Much of the alleged tip claim appears to be one of semantics. Uber’s website tells passengers that there is no need to tip, as any tip is “included” in the price. Uber simply pays drivers about 80 percent of what it receives from the passengers without breaking out a specific tip amount. The court almost sarcastically finds even though Uber never really took out a tip, its advertising suggests that it did, and since it never paid a tip it had never really collected, this constituted a common question of fact that binds the class. This seems to be the court’s way of trying to find a class-wide issue that might better stand up on appeal.

Uber will, of course, have a right to seek a Rule 23(f) discretionary appeal and will likely do so. Irrespective of what the Ninth Circuit may do, the issue is novel enough, perhaps, to warrant Supreme Court review. What is clear, however, even by the court’s own concession, is that the rules it applied may be inappropriate for the shared economy.
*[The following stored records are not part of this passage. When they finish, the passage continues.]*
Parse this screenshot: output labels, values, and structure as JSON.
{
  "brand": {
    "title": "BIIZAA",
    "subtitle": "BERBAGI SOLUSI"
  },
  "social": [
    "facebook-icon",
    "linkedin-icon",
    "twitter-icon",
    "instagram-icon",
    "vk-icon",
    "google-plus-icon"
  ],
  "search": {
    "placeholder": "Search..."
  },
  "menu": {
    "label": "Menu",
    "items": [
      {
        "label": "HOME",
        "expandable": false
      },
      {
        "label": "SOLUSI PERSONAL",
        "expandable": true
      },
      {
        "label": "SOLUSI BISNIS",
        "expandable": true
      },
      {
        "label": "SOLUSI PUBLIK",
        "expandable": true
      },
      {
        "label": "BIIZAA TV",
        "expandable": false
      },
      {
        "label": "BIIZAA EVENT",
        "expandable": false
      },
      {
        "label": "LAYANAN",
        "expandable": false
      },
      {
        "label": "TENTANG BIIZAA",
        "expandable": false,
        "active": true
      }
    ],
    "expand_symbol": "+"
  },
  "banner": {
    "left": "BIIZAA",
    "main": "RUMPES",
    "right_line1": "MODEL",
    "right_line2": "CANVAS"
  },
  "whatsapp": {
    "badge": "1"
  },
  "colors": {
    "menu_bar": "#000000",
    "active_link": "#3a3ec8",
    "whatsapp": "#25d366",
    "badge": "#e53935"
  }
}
Given that uncertainty, those with novel business models might take a page out of Uber’s book and adopt arbitration agreements with class waivers to limit the risk of litigation and attendant cost and publicity.

The bottom line: A district court has indeed certified a class alleging misclassification against Uber, but the decision is highly fact-specific, relies on California law provisions that won’t apply nationwide, and is already being eclipsed by contract changes.